### DATA TO EXAMINE
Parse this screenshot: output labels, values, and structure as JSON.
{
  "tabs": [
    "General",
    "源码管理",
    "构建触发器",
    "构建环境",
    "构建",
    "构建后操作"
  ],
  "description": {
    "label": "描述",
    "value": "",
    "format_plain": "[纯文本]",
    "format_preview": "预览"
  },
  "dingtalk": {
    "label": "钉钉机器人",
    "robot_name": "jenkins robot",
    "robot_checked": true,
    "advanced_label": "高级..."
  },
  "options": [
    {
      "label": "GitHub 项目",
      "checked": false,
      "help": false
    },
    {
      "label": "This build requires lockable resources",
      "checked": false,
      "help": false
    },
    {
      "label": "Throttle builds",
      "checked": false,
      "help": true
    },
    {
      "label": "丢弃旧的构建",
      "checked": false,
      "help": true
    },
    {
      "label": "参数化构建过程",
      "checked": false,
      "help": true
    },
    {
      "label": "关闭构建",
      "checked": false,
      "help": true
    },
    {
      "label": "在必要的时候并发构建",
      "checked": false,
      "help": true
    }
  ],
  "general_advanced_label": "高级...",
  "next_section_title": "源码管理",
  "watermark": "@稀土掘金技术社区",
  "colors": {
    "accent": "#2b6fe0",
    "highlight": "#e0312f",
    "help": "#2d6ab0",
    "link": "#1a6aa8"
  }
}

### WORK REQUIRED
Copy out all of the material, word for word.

### ANSWER
Parse this screenshot: output labels, values, and structure as JSON.
{
  "tabs": [
    "General",
    "源码管理",
    "构建触发器",
    "构建环境",
    "构建",
    "构建后操作"
  ],
  "description": {
    "label": "描述",
    "value": "",
    "format_plain": "[纯文本]",
    "format_preview": "预览"
  },
  "dingtalk": {
    "label": "钉钉机器人",
    "robot_name": "jenkins robot",
    "robot_checked": true,
    "advanced_label": "高级..."
  },
  "options": [
    {
      "label": "GitHub 项目",
      "checked": false,
      "help": false
    },
    {
      "label": "This build requires lockable resources",
      "checked": false,
      "help": false
    },
    {
      "label": "Throttle builds",
      "checked": false,
      "help": true
    },
    {
      "label": "丢弃旧的构建",
      "checked": false,
      "help": true
    },
    {
      "label": "参数化构建过程",
      "checked": false,
      "help": true
    },
    {
      "label": "关闭构建",
      "checked": false,
      "help": true
    },
    {
      "label": "在必要的时候并发构建",
      "checked": false,
      "help": true
    }
  ],
  "general_advanced_label": "高级...",
  "next_section_title": "源码管理",
  "watermark": "@稀土掘金技术社区",
  "colors": {
    "accent": "#2b6fe0",
    "highlight": "#e0312f",
    "help": "#2d6ab0",
    "link": "#1a6aa8"
  }
}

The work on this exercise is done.